Four Indian conglomerates, including Indorama Petrochemical Limited and Jindal Steel and Power Limited, have pledged to invest $14 billion in Nigeria.
The investment commitments were made on Wednesday during the Nigeria-India presidential roundtable and conference, according to a statement issued by Ajuri Ngelale, special adviser to the president on media and publicity.
Speaking at the meeting, President Bola Tinubu applauded the Indian companies, assuring the foreign investors that their investments in Nigeria would yield fruitful returns.
The president is currently in New Delhi, the Indian capital, for the G20 summit expected to take place from September 9 to 10.
According to the statement, Tinubu commended the firms for making investments in a country that offers “the best returns for investment possible”, adding that “there’s nowhere else like our country”.
He asked the investors to put their fears aside, assuring that he leads a team that can drive the goal of broad prosperity through investment and infrastructure.

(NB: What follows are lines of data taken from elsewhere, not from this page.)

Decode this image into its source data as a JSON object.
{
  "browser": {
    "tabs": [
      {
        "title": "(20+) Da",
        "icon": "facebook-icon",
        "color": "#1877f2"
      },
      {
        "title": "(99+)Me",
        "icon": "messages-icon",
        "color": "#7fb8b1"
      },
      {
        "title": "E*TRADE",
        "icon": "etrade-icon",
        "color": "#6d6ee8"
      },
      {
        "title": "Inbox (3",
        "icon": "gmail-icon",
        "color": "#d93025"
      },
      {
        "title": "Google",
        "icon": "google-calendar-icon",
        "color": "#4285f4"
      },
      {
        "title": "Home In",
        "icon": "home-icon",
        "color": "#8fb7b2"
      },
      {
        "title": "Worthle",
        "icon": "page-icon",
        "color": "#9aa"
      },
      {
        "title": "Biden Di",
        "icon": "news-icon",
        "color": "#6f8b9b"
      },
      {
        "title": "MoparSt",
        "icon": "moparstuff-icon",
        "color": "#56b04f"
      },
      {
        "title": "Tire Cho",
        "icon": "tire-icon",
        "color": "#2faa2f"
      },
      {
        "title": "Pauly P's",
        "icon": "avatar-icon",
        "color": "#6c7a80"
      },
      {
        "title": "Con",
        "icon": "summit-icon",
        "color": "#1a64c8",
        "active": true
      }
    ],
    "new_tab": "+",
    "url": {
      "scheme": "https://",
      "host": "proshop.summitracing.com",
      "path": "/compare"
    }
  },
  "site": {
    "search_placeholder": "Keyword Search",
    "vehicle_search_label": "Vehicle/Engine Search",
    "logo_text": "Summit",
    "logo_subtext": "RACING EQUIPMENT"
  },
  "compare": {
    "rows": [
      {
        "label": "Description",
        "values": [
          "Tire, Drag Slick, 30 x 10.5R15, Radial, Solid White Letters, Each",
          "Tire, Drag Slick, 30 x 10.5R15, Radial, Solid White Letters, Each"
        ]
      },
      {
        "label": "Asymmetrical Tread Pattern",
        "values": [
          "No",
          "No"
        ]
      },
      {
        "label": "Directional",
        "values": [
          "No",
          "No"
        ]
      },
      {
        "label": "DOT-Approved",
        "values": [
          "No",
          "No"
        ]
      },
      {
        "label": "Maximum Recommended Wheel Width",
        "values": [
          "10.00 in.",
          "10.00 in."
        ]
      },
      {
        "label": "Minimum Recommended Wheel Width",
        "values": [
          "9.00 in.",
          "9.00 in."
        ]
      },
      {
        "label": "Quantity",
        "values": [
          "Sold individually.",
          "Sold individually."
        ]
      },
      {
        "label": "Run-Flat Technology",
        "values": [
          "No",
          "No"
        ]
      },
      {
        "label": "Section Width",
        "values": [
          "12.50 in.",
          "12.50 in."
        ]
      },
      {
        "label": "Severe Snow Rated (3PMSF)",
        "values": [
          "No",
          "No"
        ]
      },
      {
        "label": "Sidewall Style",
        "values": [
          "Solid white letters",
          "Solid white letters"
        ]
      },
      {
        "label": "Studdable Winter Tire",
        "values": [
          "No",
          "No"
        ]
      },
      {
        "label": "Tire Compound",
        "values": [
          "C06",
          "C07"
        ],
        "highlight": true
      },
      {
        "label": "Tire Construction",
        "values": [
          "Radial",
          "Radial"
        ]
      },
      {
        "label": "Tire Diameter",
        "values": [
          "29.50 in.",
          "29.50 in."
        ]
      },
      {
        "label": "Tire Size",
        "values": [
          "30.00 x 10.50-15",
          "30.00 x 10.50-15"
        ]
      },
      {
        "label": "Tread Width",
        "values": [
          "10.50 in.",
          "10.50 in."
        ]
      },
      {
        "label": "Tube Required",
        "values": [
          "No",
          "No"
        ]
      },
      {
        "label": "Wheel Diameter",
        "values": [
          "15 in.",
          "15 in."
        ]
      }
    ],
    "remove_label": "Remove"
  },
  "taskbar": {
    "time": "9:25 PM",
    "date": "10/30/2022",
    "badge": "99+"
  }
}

“Do not procrastinate. Don’t be frightened about investments in Nigeria. Bring it on. Ask your questions and make your requests. The trade and investment opportunities are enormous. I have a team, and I am the captain of that team, and I assure you that we solve problems,” the statement quoted Tinubu as saying.

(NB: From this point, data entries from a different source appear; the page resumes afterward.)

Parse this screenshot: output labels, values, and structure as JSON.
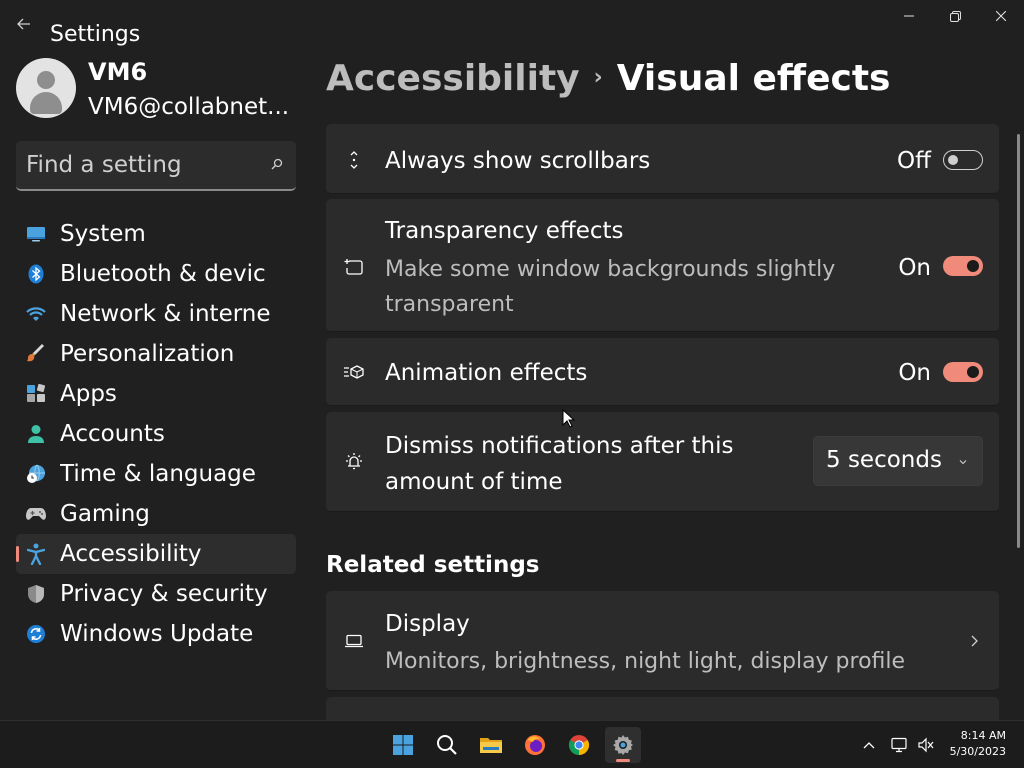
{
  "window": {
    "app_title": "Settings"
  },
  "user": {
    "name": "VM6",
    "email": "VM6@collabnet..."
  },
  "search": {
    "placeholder": "Find a setting"
  },
  "nav": [
    {
      "label": "System",
      "icon": "system-icon",
      "active": false
    },
    {
      "label": "Bluetooth & devic",
      "icon": "bluetooth-icon",
      "active": false
    },
    {
      "label": "Network & interne",
      "icon": "wifi-icon",
      "active": false
    },
    {
      "label": "Personalization",
      "icon": "brush-icon",
      "active": false
    },
    {
      "label": "Apps",
      "icon": "apps-icon",
      "active": false
    },
    {
      "label": "Accounts",
      "icon": "accounts-icon",
      "active": false
    },
    {
      "label": "Time & language",
      "icon": "globe-clock-icon",
      "active": false
    },
    {
      "label": "Gaming",
      "icon": "gamepad-icon",
      "active": false
    },
    {
      "label": "Accessibility",
      "icon": "accessibility-icon",
      "active": true
    },
    {
      "label": "Privacy & security",
      "icon": "shield-icon",
      "active": false
    },
    {
      "label": "Windows Update",
      "icon": "update-icon",
      "active": false
    }
  ],
  "header": {
    "parent": "Accessibility",
    "current": "Visual effects"
  },
  "settings": {
    "scrollbars": {
      "title": "Always show scrollbars",
      "state": "Off",
      "enabled": false
    },
    "transparency": {
      "title": "Transparency effects",
      "subtitle": "Make some window backgrounds slightly transparent",
      "state": "On",
      "enabled": true
    },
    "animation": {
      "title": "Animation effects",
      "state": "On",
      "enabled": true
    },
    "dismiss": {
      "title": "Dismiss notifications after this amount of time",
      "value": "5 seconds"
    }
  },
  "related": {
    "heading": "Related settings",
    "display": {
      "title": "Display",
      "subtitle": "Monitors, brightness, night light, display profile"
    }
  },
  "taskbar": {
    "apps": [
      "start-icon",
      "search-icon",
      "file-explorer-icon",
      "firefox-icon",
      "chrome-icon",
      "settings-icon"
    ],
    "active_app": "settings-icon",
    "time": "8:14 AM",
    "date": "5/30/2023"
  },
  "colors": {
    "accent": "#f08a7a",
    "background": "#202020",
    "card": "#2b2b2b"
  }
}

“I will captain and lead the course of investment, development, and prosperity for the largest democracy in Africa and for investors from the rest of the world.”
Indorama Petrochemical Limited was said to have pledged $8 billion in the expansion of its fertiliser production and petrochemical facility in Eleme, Rivers.

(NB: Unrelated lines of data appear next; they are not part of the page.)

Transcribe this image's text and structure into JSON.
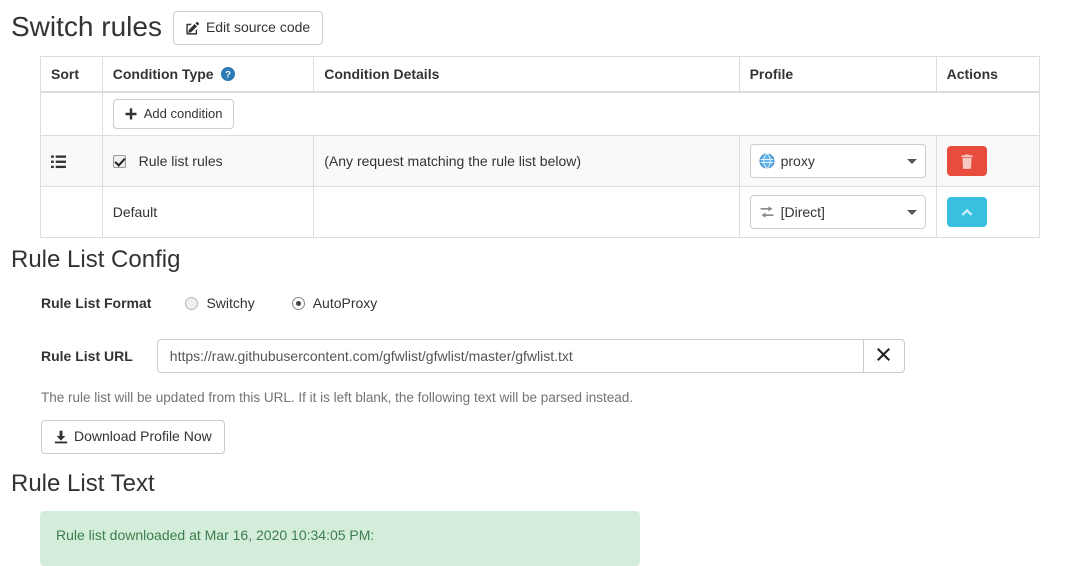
{
  "page": {
    "title": "Switch rules",
    "edit_source_button": "Edit source code",
    "edit_source_icon": "edit-square-icon"
  },
  "rules_table": {
    "columns": [
      {
        "key": "sort",
        "label": "Sort"
      },
      {
        "key": "type",
        "label": "Condition Type",
        "help_icon": "help-circle-icon"
      },
      {
        "key": "details",
        "label": "Condition Details"
      },
      {
        "key": "profile",
        "label": "Profile"
      },
      {
        "key": "actions",
        "label": "Actions"
      }
    ],
    "add_condition_button": "Add condition",
    "add_condition_icon": "plus-icon",
    "rows": [
      {
        "sort_icon": "list-handle-icon",
        "checkbox_checked": true,
        "condition_type": "Rule list rules",
        "condition_details": "(Any request matching the rule list below)",
        "profile": "proxy",
        "profile_icon": "globe-icon",
        "action": "delete",
        "action_icon": "trash-icon",
        "action_color": "#e74c3c"
      },
      {
        "sort_icon": "",
        "checkbox_checked": false,
        "condition_type": "Default",
        "condition_details": "",
        "profile": "[Direct]",
        "profile_icon": "direct-arrows-icon",
        "action": "move-up",
        "action_icon": "chevron-up-icon",
        "action_color": "#39c0e0"
      }
    ]
  },
  "rule_list_config": {
    "heading": "Rule List Config",
    "format_label": "Rule List Format",
    "format_options": [
      {
        "label": "Switchy",
        "selected": false
      },
      {
        "label": "AutoProxy",
        "selected": true
      }
    ],
    "url_label": "Rule List URL",
    "url_value": "https://raw.githubusercontent.com/gfwlist/gfwlist/master/gfwlist.txt",
    "url_placeholder": "",
    "clear_button_icon": "close-x-icon",
    "help_text": "The rule list will be updated from this URL. If it is left blank, the following text will be parsed instead.",
    "download_button": "Download Profile Now",
    "download_icon": "download-icon"
  },
  "rule_list_text": {
    "heading": "Rule List Text",
    "status_message": "Rule list downloaded at Mar 16, 2020 10:34:05 PM:",
    "status_bg": "#d4edda",
    "status_color": "#3b7d4f"
  }
}
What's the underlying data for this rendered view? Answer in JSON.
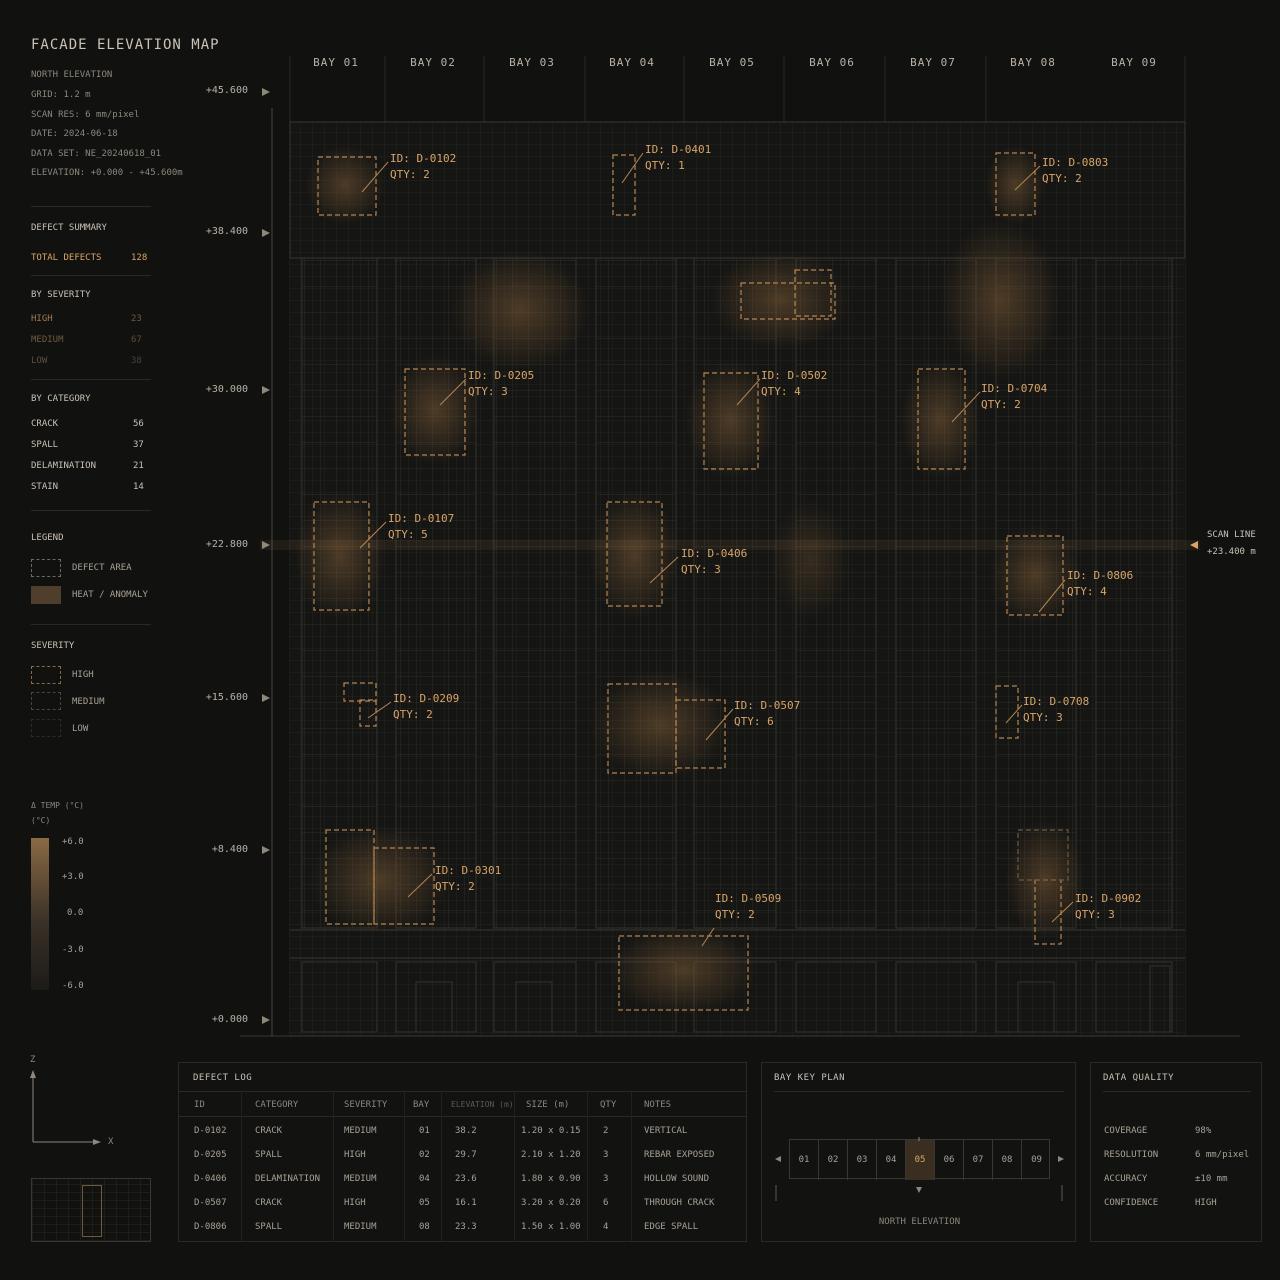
{
  "header": {
    "title": "FACADE ELEVATION MAP",
    "meta": [
      "NORTH ELEVATION",
      "GRID: 1.2 m",
      "SCAN RES: 6 mm/pixel",
      "DATE: 2024-06-18",
      "DATA SET: NE_20240618_01",
      "ELEVATION: +0.000 - +45.600m"
    ]
  },
  "summary": {
    "heading": "DEFECT SUMMARY",
    "total_label": "TOTAL DEFECTS",
    "total_value": "128",
    "severity_heading": "BY SEVERITY",
    "severity": [
      {
        "label": "HIGH",
        "value": "23"
      },
      {
        "label": "MEDIUM",
        "value": "67"
      },
      {
        "label": "LOW",
        "value": "38"
      }
    ],
    "category_heading": "BY CATEGORY",
    "category": [
      {
        "label": "CRACK",
        "value": "56"
      },
      {
        "label": "SPALL",
        "value": "37"
      },
      {
        "label": "DELAMINATION",
        "value": "21"
      },
      {
        "label": "STAIN",
        "value": "14"
      }
    ]
  },
  "legend": {
    "heading": "LEGEND",
    "defect_area": "DEFECT AREA",
    "heat": "HEAT / ANOMALY",
    "severity_heading": "SEVERITY",
    "high": "HIGH",
    "medium": "MEDIUM",
    "low": "LOW"
  },
  "temp_scale": {
    "label": "Δ TEMP (°C)",
    "unit": "(°C)",
    "ticks": [
      "+6.0",
      "+3.0",
      "0.0",
      "-3.0",
      "-6.0"
    ]
  },
  "axes": {
    "z": "Z",
    "x": "X"
  },
  "bays": [
    "BAY 01",
    "BAY 02",
    "BAY 03",
    "BAY 04",
    "BAY 05",
    "BAY 06",
    "BAY 07",
    "BAY 08",
    "BAY 09"
  ],
  "elevations": [
    "+45.600",
    "+38.400",
    "+30.000",
    "+22.800",
    "+15.600",
    "+8.400",
    "+0.000"
  ],
  "scan_line": {
    "label": "SCAN LINE",
    "value": "+23.400 m"
  },
  "defects": [
    {
      "id": "ID: D-0102",
      "qty": "QTY: 2"
    },
    {
      "id": "ID: D-0401",
      "qty": "QTY: 1"
    },
    {
      "id": "ID: D-0803",
      "qty": "QTY: 2"
    },
    {
      "id": "ID: D-0205",
      "qty": "QTY: 3"
    },
    {
      "id": "ID: D-0502",
      "qty": "QTY: 4"
    },
    {
      "id": "ID: D-0704",
      "qty": "QTY: 2"
    },
    {
      "id": "ID: D-0107",
      "qty": "QTY: 5"
    },
    {
      "id": "ID: D-0406",
      "qty": "QTY: 3"
    },
    {
      "id": "ID: D-0806",
      "qty": "QTY: 4"
    },
    {
      "id": "ID: D-0209",
      "qty": "QTY: 2"
    },
    {
      "id": "ID: D-0507",
      "qty": "QTY: 6"
    },
    {
      "id": "ID: D-0708",
      "qty": "QTY: 3"
    },
    {
      "id": "ID: D-0301",
      "qty": "QTY: 2"
    },
    {
      "id": "ID: D-0509",
      "qty": "QTY: 2"
    },
    {
      "id": "ID: D-0902",
      "qty": "QTY: 3"
    }
  ],
  "defect_log": {
    "heading": "DEFECT LOG",
    "columns": [
      "ID",
      "CATEGORY",
      "SEVERITY",
      "BAY",
      "ELEVATION (m)",
      "SIZE (m)",
      "QTY",
      "NOTES"
    ],
    "rows": [
      [
        "D-0102",
        "CRACK",
        "MEDIUM",
        "01",
        "38.2",
        "1.20 x 0.15",
        "2",
        "VERTICAL"
      ],
      [
        "D-0205",
        "SPALL",
        "HIGH",
        "02",
        "29.7",
        "2.10 x 1.20",
        "3",
        "REBAR EXPOSED"
      ],
      [
        "D-0406",
        "DELAMINATION",
        "MEDIUM",
        "04",
        "23.6",
        "1.80 x 0.90",
        "3",
        "HOLLOW SOUND"
      ],
      [
        "D-0507",
        "CRACK",
        "HIGH",
        "05",
        "16.1",
        "3.20 x 0.20",
        "6",
        "THROUGH CRACK"
      ],
      [
        "D-0806",
        "SPALL",
        "MEDIUM",
        "08",
        "23.3",
        "1.50 x 1.00",
        "4",
        "EDGE SPALL"
      ]
    ]
  },
  "key_plan": {
    "heading": "BAY KEY PLAN",
    "bays": [
      "01",
      "02",
      "03",
      "04",
      "05",
      "06",
      "07",
      "08",
      "09"
    ],
    "selected": "05",
    "caption": "NORTH ELEVATION"
  },
  "data_quality": {
    "heading": "DATA QUALITY",
    "rows": [
      {
        "label": "COVERAGE",
        "value": "98%"
      },
      {
        "label": "RESOLUTION",
        "value": "6 mm/pixel"
      },
      {
        "label": "ACCURACY",
        "value": "±10 mm"
      },
      {
        "label": "CONFIDENCE",
        "value": "HIGH"
      }
    ]
  },
  "colors": {
    "accent": "#d9a56a",
    "background": "#111110",
    "grid": "#3a3732"
  }
}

Jindal Steel and Power Limited, one of India’s largest private steel producers, also committed to investing $3 billion, while Jitender Sachdeva, founder of SkipperSeil Limited, announced an investment of $1.6 billion in the establishment of 2,000MW power generation plants across northern Nigerian states.
Ngelale said a new partnership with the managing arm of the military-industrial complex of the Indian government led to the finalisation of a $1 billion agreement to bring the Defense Industries Corporation of Nigeria (DICON) to 40 percent self-sufficiency in local manufacturing and production of defense equipment in-country by 2027.
In addition, Bharti Enterprises committed to invest an additional $700 million in Nigeria.
Tinubu had earlier assured that Nigeria would become one of the “most conducive places on earth” for foreign investments, stressing that he would ensure that bottlenecks are removed and investors thrive in the country.